[Start of section]

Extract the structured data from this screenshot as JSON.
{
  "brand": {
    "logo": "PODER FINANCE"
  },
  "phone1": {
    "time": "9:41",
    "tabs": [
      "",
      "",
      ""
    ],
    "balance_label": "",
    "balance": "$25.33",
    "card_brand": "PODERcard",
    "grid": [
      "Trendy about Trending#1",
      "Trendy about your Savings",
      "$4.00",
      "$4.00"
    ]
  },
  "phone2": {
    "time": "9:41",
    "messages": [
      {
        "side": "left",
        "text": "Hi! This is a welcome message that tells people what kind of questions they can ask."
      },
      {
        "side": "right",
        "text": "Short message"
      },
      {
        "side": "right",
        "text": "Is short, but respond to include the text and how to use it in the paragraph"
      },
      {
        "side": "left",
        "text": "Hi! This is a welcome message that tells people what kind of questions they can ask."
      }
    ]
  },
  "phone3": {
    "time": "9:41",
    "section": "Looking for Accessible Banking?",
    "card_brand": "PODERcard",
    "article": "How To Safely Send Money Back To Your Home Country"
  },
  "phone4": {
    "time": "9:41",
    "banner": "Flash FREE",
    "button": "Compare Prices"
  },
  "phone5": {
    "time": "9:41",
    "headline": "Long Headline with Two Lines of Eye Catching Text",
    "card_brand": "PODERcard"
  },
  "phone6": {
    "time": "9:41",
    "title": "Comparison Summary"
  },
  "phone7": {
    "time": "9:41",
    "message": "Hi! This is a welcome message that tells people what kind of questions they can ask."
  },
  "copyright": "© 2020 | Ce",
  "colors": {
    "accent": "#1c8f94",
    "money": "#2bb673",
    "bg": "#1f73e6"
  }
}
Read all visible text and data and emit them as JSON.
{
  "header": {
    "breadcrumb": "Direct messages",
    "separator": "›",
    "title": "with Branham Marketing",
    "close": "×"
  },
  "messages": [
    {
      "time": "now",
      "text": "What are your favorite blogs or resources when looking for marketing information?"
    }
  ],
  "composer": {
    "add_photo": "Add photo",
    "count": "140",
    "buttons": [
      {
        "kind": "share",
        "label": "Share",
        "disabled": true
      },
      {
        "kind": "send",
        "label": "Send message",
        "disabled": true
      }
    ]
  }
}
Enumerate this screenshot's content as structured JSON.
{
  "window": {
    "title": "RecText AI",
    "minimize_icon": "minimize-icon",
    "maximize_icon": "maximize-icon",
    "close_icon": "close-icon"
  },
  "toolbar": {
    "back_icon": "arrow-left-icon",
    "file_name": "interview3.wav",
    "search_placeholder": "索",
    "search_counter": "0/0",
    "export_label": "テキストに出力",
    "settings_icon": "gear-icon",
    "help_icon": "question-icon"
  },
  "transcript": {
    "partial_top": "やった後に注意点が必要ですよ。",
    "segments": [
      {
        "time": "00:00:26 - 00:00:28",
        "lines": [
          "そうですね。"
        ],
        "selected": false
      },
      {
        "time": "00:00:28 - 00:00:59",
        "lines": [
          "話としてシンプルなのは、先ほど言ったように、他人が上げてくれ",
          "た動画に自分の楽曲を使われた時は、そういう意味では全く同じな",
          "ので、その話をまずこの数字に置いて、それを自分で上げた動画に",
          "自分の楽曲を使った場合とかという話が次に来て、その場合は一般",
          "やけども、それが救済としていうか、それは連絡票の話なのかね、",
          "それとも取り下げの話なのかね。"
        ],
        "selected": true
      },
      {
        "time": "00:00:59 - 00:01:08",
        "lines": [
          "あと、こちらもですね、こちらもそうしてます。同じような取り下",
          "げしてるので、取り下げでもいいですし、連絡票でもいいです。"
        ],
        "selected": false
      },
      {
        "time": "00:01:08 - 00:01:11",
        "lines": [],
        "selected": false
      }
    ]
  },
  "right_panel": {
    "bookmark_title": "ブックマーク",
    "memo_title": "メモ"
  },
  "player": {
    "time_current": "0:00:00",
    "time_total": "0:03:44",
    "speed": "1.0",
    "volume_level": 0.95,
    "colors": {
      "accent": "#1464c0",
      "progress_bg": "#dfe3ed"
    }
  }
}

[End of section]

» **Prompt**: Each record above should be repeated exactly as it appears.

» **Task solution**:
Extract the structured data from this screenshot as JSON.
{
  "brand": {
    "logo": "PODER FINANCE"
  },
  "phone1": {
    "time": "9:41",
    "tabs": [
      "",
      "",
      ""
    ],
    "balance_label": "",
    "balance": "$25.33",
    "card_brand": "PODERcard",
    "grid": [
      "Trendy about Trending#1",
      "Trendy about your Savings",
      "$4.00",
      "$4.00"
    ]
  },
  "phone2": {
    "time": "9:41",
    "messages": [
      {
        "side": "left",
        "text": "Hi! This is a welcome message that tells people what kind of questions they can ask."
      },
      {
        "side": "right",
        "text": "Short message"
      },
      {
        "side": "right",
        "text": "Is short, but respond to include the text and how to use it in the paragraph"
      },
      {
        "side": "left",
        "text": "Hi! This is a welcome message that tells people what kind of questions they can ask."
      }
    ]
  },
  "phone3": {
    "time": "9:41",
    "section": "Looking for Accessible Banking?",
    "card_brand": "PODERcard",
    "article": "How To Safely Send Money Back To Your Home Country"
  },
  "phone4": {
    "time": "9:41",
    "banner": "Flash FREE",
    "button": "Compare Prices"
  },
  "phone5": {
    "time": "9:41",
    "headline": "Long Headline with Two Lines of Eye Catching Text",
    "card_brand": "PODERcard"
  },
  "phone6": {
    "time": "9:41",
    "title": "Comparison Summary"
  },
  "phone7": {
    "time": "9:41",
    "message": "Hi! This is a welcome message that tells people what kind of questions they can ask."
  },
  "copyright": "© 2020 | Ce",
  "colors": {
    "accent": "#1c8f94",
    "money": "#2bb673",
    "bg": "#1f73e6"
  }
}
Read all visible text and data and emit them as JSON.
{
  "header": {
    "breadcrumb": "Direct messages",
    "separator": "›",
    "title": "with Branham Marketing",
    "close": "×"
  },
  "messages": [
    {
      "time": "now",
      "text": "What are your favorite blogs or resources when looking for marketing information?"
    }
  ],
  "composer": {
    "add_photo": "Add photo",
    "count": "140",
    "buttons": [
      {
        "kind": "share",
        "label": "Share",
        "disabled": true
      },
      {
        "kind": "send",
        "label": "Send message",
        "disabled": true
      }
    ]
  }
}
Enumerate this screenshot's content as structured JSON.
{
  "window": {
    "title": "RecText AI",
    "minimize_icon": "minimize-icon",
    "maximize_icon": "maximize-icon",
    "close_icon": "close-icon"
  },
  "toolbar": {
    "back_icon": "arrow-left-icon",
    "file_name": "interview3.wav",
    "search_placeholder": "索",
    "search_counter": "0/0",
    "export_label": "テキストに出力",
    "settings_icon": "gear-icon",
    "help_icon": "question-icon"
  },
  "transcript": {
    "partial_top": "やった後に注意点が必要ですよ。",
    "segments": [
      {
        "time": "00:00:26 - 00:00:28",
        "lines": [
          "そうですね。"
        ],
        "selected": false
      },
      {
        "time": "00:00:28 - 00:00:59",
        "lines": [
          "話としてシンプルなのは、先ほど言ったように、他人が上げてくれ",
          "た動画に自分の楽曲を使われた時は、そういう意味では全く同じな",
          "ので、その話をまずこの数字に置いて、それを自分で上げた動画に",
          "自分の楽曲を使った場合とかという話が次に来て、その場合は一般",
          "やけども、それが救済としていうか、それは連絡票の話なのかね、",
          "それとも取り下げの話なのかね。"
        ],
        "selected": true
      },
      {
        "time": "00:00:59 - 00:01:08",
        "lines": [
          "あと、こちらもですね、こちらもそうしてます。同じような取り下",
          "げしてるので、取り下げでもいいですし、連絡票でもいいです。"
        ],
        "selected": false
      },
      {
        "time": "00:01:08 - 00:01:11",
        "lines": [],
        "selected": false
      }
    ]
  },
  "right_panel": {
    "bookmark_title": "ブックマーク",
    "memo_title": "メモ"
  },
  "player": {
    "time_current": "0:00:00",
    "time_total": "0:03:44",
    "speed": "1.0",
    "volume_level": 0.95,
    "colors": {
      "accent": "#1464c0",
      "progress_bg": "#dfe3ed"
    }
  }
}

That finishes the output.